Make Your Local Marathon a Big Event – This goes without saying, but the most successful races are huge community endeavours, volunteer-wise, and in the attention they get from locals. In Edmonton, the Marathon barely registers. In part, it has the unfortunate timing of being the same weekend the popular Fringe Theatre Festival kicks off, but it still doesn’t command an attention (or participation level) commensurate with the size of our running community. There’s room to grow on the import substitution side, and making more of an event (and moving it back to a more central location) would help. Given how supportive Edmonton is of other major sporting events, I don’t think this is unreasonable.
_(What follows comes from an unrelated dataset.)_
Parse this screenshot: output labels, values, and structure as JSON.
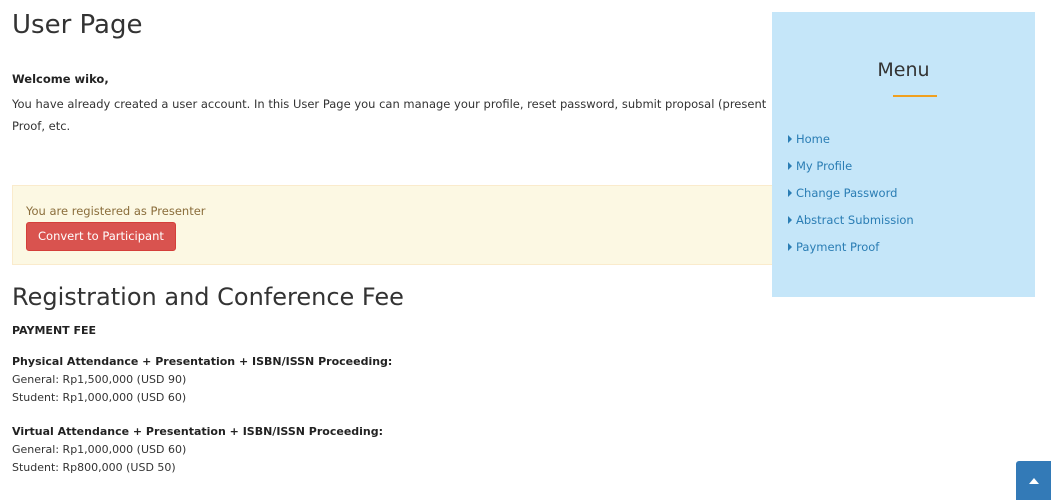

Find A Selling Feature – What makes your city’s race special? Is it a great and/or scenic course? Do you have a killer after-party? Do you have a great race kit and medal? Are there tons of other things to do in your city? With everyone competing for runners’ business, the value proposition has to be strong in order to stand out.
Get Ahead of the Curve – Many of the most successful races are also long-running ones. Instead of playing catch up, it’s often best to carve out a niche or get ahead of the curve. I see trail running as the next big thing in the sport. It’s still largely a niche activity, but events like the 5 Peaks series are making it more accessible for casual runners. There’s a gap in terms of races that are accessible both in terms of distance/difficulty, and location (most are in mountainous or otherwise non-urban areas). For a city like Edmonton with its large parks and trails system, fostering an appealing urban trail marathon would very likely be a good bet, and offer an experience you can’t get in many other places.
I’m not arguing for massive subsidization like we’ve seen with pro sports. But I see plenty of reason to think that a city supporting a marathon, or other participatory events, in small ways – financial or not – can yield big returns. It’s these kinds of events that, with enough of them happening (in sports, arts and culture), can cumulatively add a big impact to a region at very little cost to the public.